And last year at the WGC-Mexico Championship when Rahm closed his week with rounds of 67-68 only to finish two strokes off Johnson’s winning pace, or a few weeks later at the WGC-Dell Technologies Match Play when he took Johnson the distance in the championship match only to drop a 1-up decision to the game’s undisputed heavyweight.

As far as Rahm has come in an incredibly short time - at this point last year he ranked 137th in the world - it is interesting that it’s been Johnson who has had an answer at every turn.

He knows there’s still so much room for improvement, both physically and mentally, and no one would ever say Rahm is wanting for confidence, but after so many high-profile run-ins with Johnson, his cautious optimism is perfectly understandable.

“I'll try to focus more on what's going on this week rather than what comes with it if I win,” he reasoned when asked about the prospect of unseating Johnson, who isn’t playing this week. “I'll try my best, that's for sure. Hopefully it happens, but we all know how hard it is to win on Tour.”

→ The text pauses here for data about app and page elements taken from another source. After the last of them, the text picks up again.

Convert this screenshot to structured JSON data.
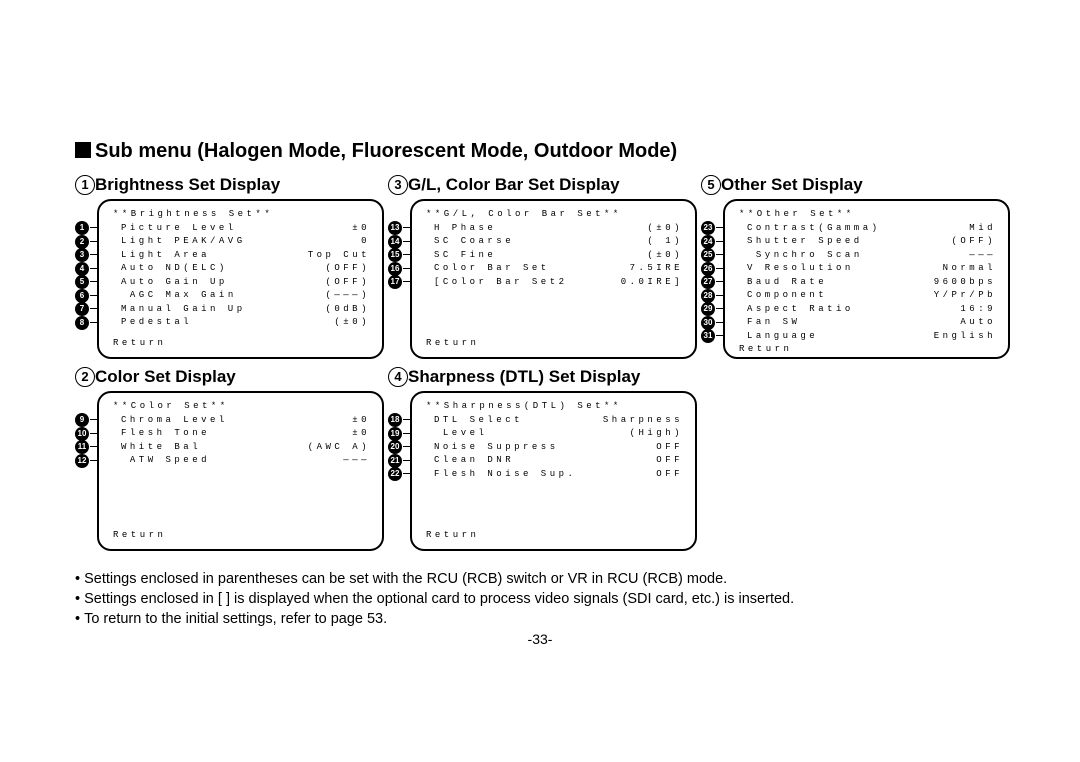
{
  "heading": "Sub menu (Halogen Mode, Fluorescent Mode, Outdoor Mode)",
  "sections": {
    "s1": {
      "num": "1",
      "title": "Brightness Set Display",
      "panel_title": "**Brightness Set**",
      "return": "Return",
      "items": [
        {
          "b": "1",
          "label": "Picture Level",
          "value": "±0",
          "indent": false
        },
        {
          "b": "2",
          "label": "Light PEAK/AVG",
          "value": "0",
          "indent": false
        },
        {
          "b": "3",
          "label": "Light Area",
          "value": "Top Cut",
          "indent": false
        },
        {
          "b": "4",
          "label": "Auto ND(ELC)",
          "value": "(OFF)",
          "indent": false
        },
        {
          "b": "5",
          "label": "Auto Gain Up",
          "value": "(OFF)",
          "indent": false
        },
        {
          "b": "6",
          "label": "AGC Max Gain",
          "value": "(———)",
          "indent": true
        },
        {
          "b": "7",
          "label": "Manual Gain Up",
          "value": "(0dB)",
          "indent": false
        },
        {
          "b": "8",
          "label": "Pedestal",
          "value": "(±0)",
          "indent": false
        }
      ]
    },
    "s2": {
      "num": "2",
      "title": "Color Set Display",
      "panel_title": "**Color Set**",
      "return": "Return",
      "items": [
        {
          "b": "9",
          "label": "Chroma Level",
          "value": "±0",
          "indent": false
        },
        {
          "b": "10",
          "label": "Flesh Tone",
          "value": "±0",
          "indent": false
        },
        {
          "b": "11",
          "label": "White Bal",
          "value": "(AWC A)",
          "indent": false
        },
        {
          "b": "12",
          "label": "ATW Speed",
          "value": "———",
          "indent": true
        }
      ]
    },
    "s3": {
      "num": "3",
      "title": "G/L, Color Bar Set Display",
      "panel_title": "**G/L, Color Bar Set**",
      "return": "Return",
      "items": [
        {
          "b": "13",
          "label": "H Phase",
          "value": "(±0)",
          "indent": false
        },
        {
          "b": "14",
          "label": "SC Coarse",
          "value": "( 1)",
          "indent": false
        },
        {
          "b": "15",
          "label": "SC Fine",
          "value": "(±0)",
          "indent": false
        },
        {
          "b": "16",
          "label": "Color Bar Set",
          "value": "7.5IRE",
          "indent": false
        },
        {
          "b": "17",
          "label": "[Color Bar Set2",
          "value": "0.0IRE]",
          "indent": false
        }
      ]
    },
    "s4": {
      "num": "4",
      "title": "Sharpness (DTL) Set Display",
      "panel_title": "**Sharpness(DTL) Set**",
      "return": "Return",
      "items": [
        {
          "b": "18",
          "label": "DTL Select",
          "value": "Sharpness",
          "indent": false
        },
        {
          "b": "19",
          "label": "Level",
          "value": "(High)",
          "indent": true
        },
        {
          "b": "20",
          "label": "Noise Suppress",
          "value": "OFF",
          "indent": false
        },
        {
          "b": "21",
          "label": "Clean DNR",
          "value": "OFF",
          "indent": false
        },
        {
          "b": "22",
          "label": "Flesh Noise Sup.",
          "value": "OFF",
          "indent": false
        }
      ]
    },
    "s5": {
      "num": "5",
      "title": "Other Set Display",
      "panel_title": "**Other Set**",
      "return": "Return",
      "items": [
        {
          "b": "23",
          "label": "Contrast(Gamma)",
          "value": "Mid",
          "indent": false
        },
        {
          "b": "24",
          "label": "Shutter Speed",
          "value": "(OFF)",
          "indent": false
        },
        {
          "b": "25",
          "label": "Synchro Scan",
          "value": "———",
          "indent": true
        },
        {
          "b": "26",
          "label": "V Resolution",
          "value": "Normal",
          "indent": false
        },
        {
          "b": "27",
          "label": "Baud Rate",
          "value": "9600bps",
          "indent": false
        },
        {
          "b": "28",
          "label": "Component",
          "value": "Y/Pr/Pb",
          "indent": false
        },
        {
          "b": "29",
          "label": "Aspect Ratio",
          "value": "16:9",
          "indent": false
        },
        {
          "b": "30",
          "label": "Fan SW",
          "value": "Auto",
          "indent": false
        },
        {
          "b": "31",
          "label": "Language",
          "value": "English",
          "indent": false
        }
      ]
    }
  },
  "notes": [
    "Settings enclosed in parentheses can be set with the RCU (RCB) switch or VR in RCU (RCB) mode.",
    "Settings enclosed in [  ] is displayed when the optional card to process video signals (SDI card, etc.) is inserted.",
    "To return to the initial settings, refer to page 53."
  ],
  "page_number": "-33-"
}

If Rahm’s take seems a tad cliché given the circumstances, consider that his aversion to looking beyond the blinders is baked into the competitive cake. For all of his physical advantages, of which there are many, it’s his keen ability to produce something special on command that may be even more impressive.

Last year at Torrey Pines was a quintessential example of this, when he began the final round three strokes off the lead only to close his day with a back-nine 30 that included a pair of eagles.

“I have the confidence that I can win here, whereas last year I knew I could but I still had to do it,” he said. “I hope I don't have to shoot 30 on the back nine to win again.”

Some will point to Rahm’s 60-footer for eagle at the 72nd hole last year as a turning point in his young career, it was even named the best putt on Tour by one publication despite the fact he won by three strokes. But Rahm will tell you that walk-off wasn’t even the best shot he hit during the final round.

Instead, he explained that the best shot of the week, the best shot of the year, came on the 13th hole when he launched a 4-iron from a bunker to 18 feet for eagle, a putt that he also made.

“If I don't put that ball on the green, which is actually a lot harder than making that putt, the back nine charge would have never happened and this year might have never happened, so that shot is the one that made everything possible,” he explained.

Rahm’s ability to embrace and execute during those moments is what makes him special and why he’s suddenly found himself as the most likely contender to Johnson’s throne even if he chooses not to spend much time thinking about it.